“I find running a business in a man’s world to be a huge advantage. I wear bright colors, yank up my skirt and get attention…”

Therein lies the controversy. Apparently, a successful woman admitting — even jokingly — to using sex appeal to get ahead creates a firestorm of puritanical gnashing of teeth.

One of the primary people to take offense was Eileen Carey, CEO of Glassbreakers, who said Corcoran is sending the wrong message: “As a millennial, we’re expecting to be judged by our intelligence, our hustle, and our creativity. Not by what we’re wearing…”

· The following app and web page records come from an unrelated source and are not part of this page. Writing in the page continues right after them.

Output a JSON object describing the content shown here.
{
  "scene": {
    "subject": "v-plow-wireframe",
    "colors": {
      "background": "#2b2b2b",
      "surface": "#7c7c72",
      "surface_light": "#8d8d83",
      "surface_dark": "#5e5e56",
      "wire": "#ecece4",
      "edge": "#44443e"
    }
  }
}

Corcoran, though, didn’t take the bait. Sticking to her guns in an appearance on television: “I totally believe what I said. Frankly, I’m a bit surprised by getting any reaction to it… It’s so obvious that if you’re a woman or a man, it’s nothing to do with what sex you are, you’ve really got to play up what you’ve got. I happen to have great legs. I didn’t have the best face always or the best body, but I have great legs. So if I want to get attention, and I still do it, I wear my skirts really high, I yank up my skirt at the midriff, and I walk into a room, and everybody notices me because I’ve got great legs.”

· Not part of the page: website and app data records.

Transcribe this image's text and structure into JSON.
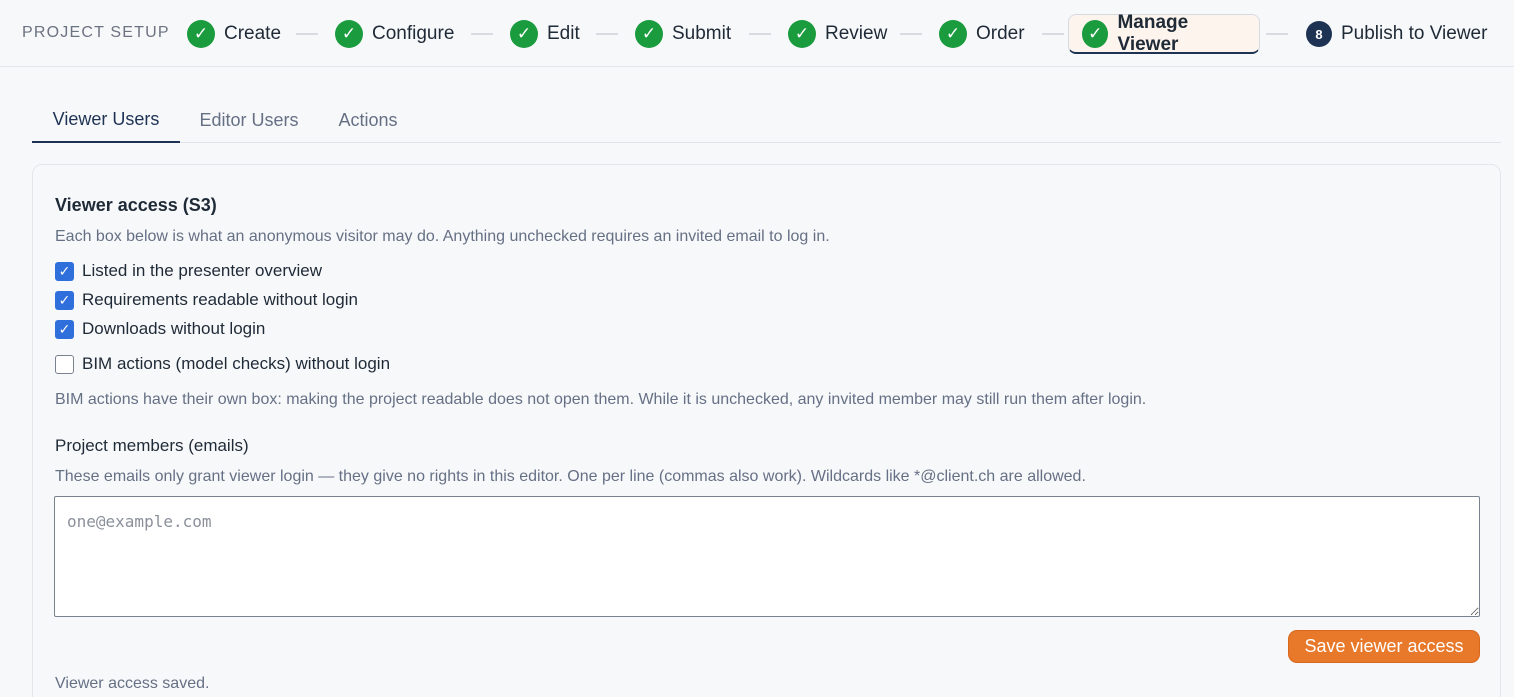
{
  "stepper": {
    "label": "PROJECT SETUP",
    "steps": [
      {
        "label": "Create",
        "state": "done"
      },
      {
        "label": "Configure",
        "state": "done"
      },
      {
        "label": "Edit",
        "state": "done"
      },
      {
        "label": "Submit",
        "state": "done"
      },
      {
        "label": "Review",
        "state": "done"
      },
      {
        "label": "Order",
        "state": "done"
      },
      {
        "label": "Manage Viewer",
        "state": "active"
      },
      {
        "label": "Publish to Viewer",
        "state": "pending",
        "number": "8"
      }
    ],
    "check_glyph": "✓"
  },
  "tabs": [
    {
      "label": "Viewer Users",
      "active": true
    },
    {
      "label": "Editor Users",
      "active": false
    },
    {
      "label": "Actions",
      "active": false
    }
  ],
  "viewer_access": {
    "title": "Viewer access (S3)",
    "description": "Each box below is what an anonymous visitor may do. Anything unchecked requires an invited email to log in.",
    "options": [
      {
        "label": "Listed in the presenter overview",
        "checked": true
      },
      {
        "label": "Requirements readable without login",
        "checked": true
      },
      {
        "label": "Downloads without login",
        "checked": true
      },
      {
        "label": "BIM actions (model checks) without login",
        "checked": false
      }
    ],
    "bim_note": "BIM actions have their own box: making the project readable does not open them. While it is unchecked, any invited member may still run them after login.",
    "members_label": "Project members (emails)",
    "members_help": "These emails only grant viewer login — they give no rights in this editor. One per line (commas also work). Wildcards like *@client.ch are allowed.",
    "members_value": "",
    "members_placeholder": "one@example.com",
    "save_label": "Save viewer access",
    "status": "Viewer access saved."
  },
  "colors": {
    "accent": "#e8782a",
    "navy": "#1e3354",
    "success": "#1a9b3e",
    "checkbox": "#2f6fdb"
  }
}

And Corcoran wasn’t done: “I think it’s a great gimmick actually if you are smart enough to get attention. And I don’t think that’s sexual in any way, but that’s what makes the horse race, right?” This isn’t Corcoran’s first foray into reality-based advice for people who want the world to work the way they would prefer rather than how it actually does. Take, for instance, her book: “If You Don’t Have Big Breasts, Put Ribbons on Your Pigtails.”

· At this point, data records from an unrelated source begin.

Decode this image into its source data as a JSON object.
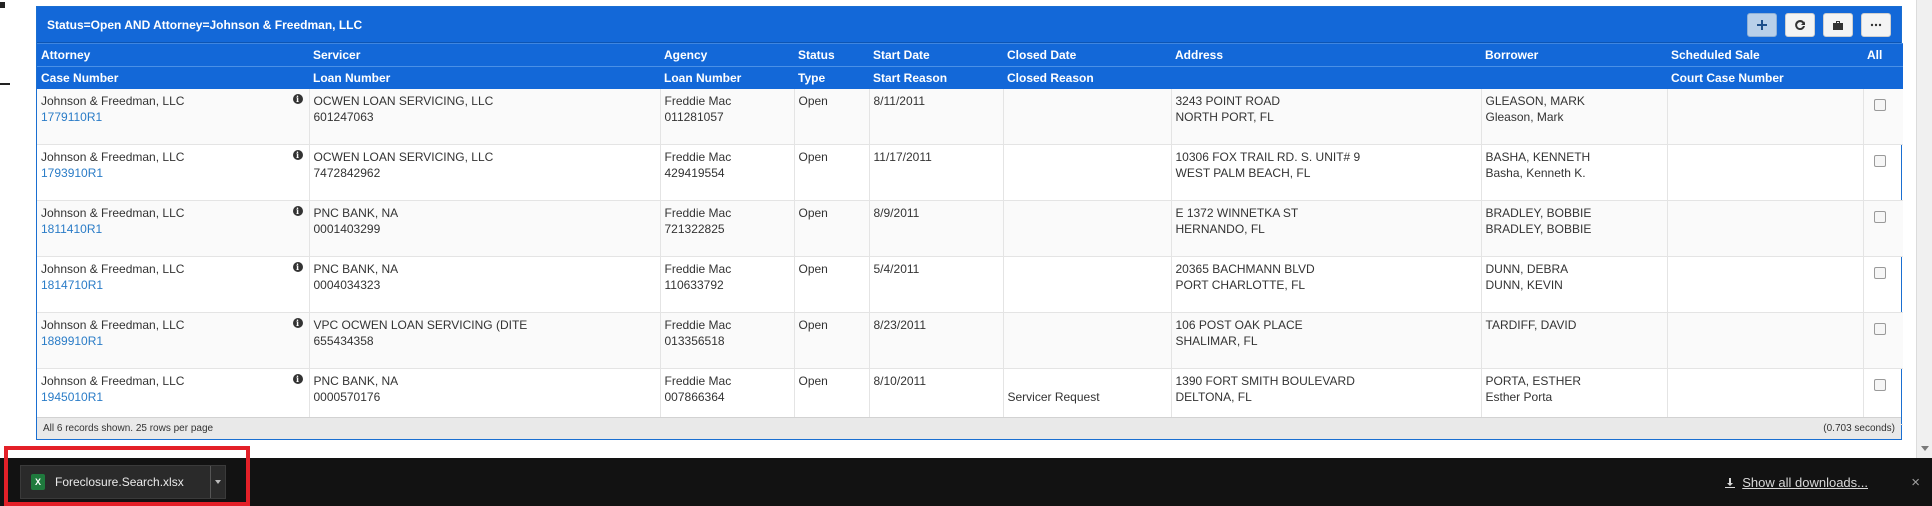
{
  "panel": {
    "title": "Status=Open AND Attorney=Johnson & Freedman, LLC",
    "toolbar": [
      {
        "name": "add",
        "icon": "plus-icon"
      },
      {
        "name": "refresh",
        "icon": "refresh-icon"
      },
      {
        "name": "briefcase",
        "icon": "briefcase-icon"
      },
      {
        "name": "more",
        "icon": "ellipsis-icon"
      }
    ]
  },
  "headers": {
    "row1": [
      "Attorney",
      "Servicer",
      "Agency",
      "Status",
      "Start Date",
      "Closed Date",
      "Address",
      "Borrower",
      "Scheduled Sale",
      "All"
    ],
    "row2": [
      "Case Number",
      "Loan Number",
      "Loan Number",
      "Type",
      "Start Reason",
      "Closed Reason",
      "",
      "",
      "Court Case Number",
      ""
    ]
  },
  "rows": [
    {
      "attorney": "Johnson & Freedman, LLC",
      "case_number": "1779110R1",
      "servicer": "OCWEN LOAN SERVICING, LLC",
      "loan_number": "601247063",
      "agency": "Freddie Mac",
      "agency_loan": "011281057",
      "status": "Open",
      "start_date": "8/11/2011",
      "closed_reason": "",
      "address1": "3243 POINT ROAD",
      "address2": "NORTH PORT, FL",
      "borrower1": "GLEASON, MARK",
      "borrower2": "Gleason, Mark"
    },
    {
      "attorney": "Johnson & Freedman, LLC",
      "case_number": "1793910R1",
      "servicer": "OCWEN LOAN SERVICING, LLC",
      "loan_number": "7472842962",
      "agency": "Freddie Mac",
      "agency_loan": "429419554",
      "status": "Open",
      "start_date": "11/17/2011",
      "closed_reason": "",
      "address1": "10306 FOX TRAIL RD. S. UNIT# 9",
      "address2": "WEST PALM BEACH, FL",
      "borrower1": "BASHA, KENNETH",
      "borrower2": "Basha, Kenneth K."
    },
    {
      "attorney": "Johnson & Freedman, LLC",
      "case_number": "1811410R1",
      "servicer": "PNC BANK, NA",
      "loan_number": "0001403299",
      "agency": "Freddie Mac",
      "agency_loan": "721322825",
      "status": "Open",
      "start_date": "8/9/2011",
      "closed_reason": "",
      "address1": "E 1372 WINNETKA ST",
      "address2": "HERNANDO, FL",
      "borrower1": "BRADLEY, BOBBIE",
      "borrower2": "BRADLEY, BOBBIE"
    },
    {
      "attorney": "Johnson & Freedman, LLC",
      "case_number": "1814710R1",
      "servicer": "PNC BANK, NA",
      "loan_number": "0004034323",
      "agency": "Freddie Mac",
      "agency_loan": "110633792",
      "status": "Open",
      "start_date": "5/4/2011",
      "closed_reason": "",
      "address1": "20365 BACHMANN BLVD",
      "address2": "PORT CHARLOTTE, FL",
      "borrower1": "DUNN, DEBRA",
      "borrower2": "DUNN, KEVIN"
    },
    {
      "attorney": "Johnson & Freedman, LLC",
      "case_number": "1889910R1",
      "servicer": "VPC OCWEN LOAN SERVICING (DITE",
      "loan_number": "655434358",
      "agency": "Freddie Mac",
      "agency_loan": "013356518",
      "status": "Open",
      "start_date": "8/23/2011",
      "closed_reason": "",
      "address1": "106 POST OAK PLACE",
      "address2": "SHALIMAR, FL",
      "borrower1": "TARDIFF, DAVID",
      "borrower2": ""
    },
    {
      "attorney": "Johnson & Freedman, LLC",
      "case_number": "1945010R1",
      "servicer": "PNC BANK, NA",
      "loan_number": "0000570176",
      "agency": "Freddie Mac",
      "agency_loan": "007866364",
      "status": "Open",
      "start_date": "8/10/2011",
      "closed_reason": "Servicer Request",
      "address1": "1390 FORT SMITH BOULEVARD",
      "address2": "DELTONA, FL",
      "borrower1": "PORTA, ESTHER",
      "borrower2": "Esther Porta"
    }
  ],
  "footer": {
    "left": "All 6 records shown. 25 rows per page",
    "right": "(0.703 seconds)"
  },
  "download_bar": {
    "file_name": "Foreclosure.Search.xlsx",
    "file_icon": "excel-file-icon",
    "show_all": "Show all downloads...",
    "close": "×"
  }
}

Despite all the provocative bluster and headline-stealing content, Corcoran says it all comes down to brains — knowing what business is really like and how to make the right decisions in certain situations. Results matter. And that’s something the critics can’t deny.

David Milberg is a financial analyst from NYC.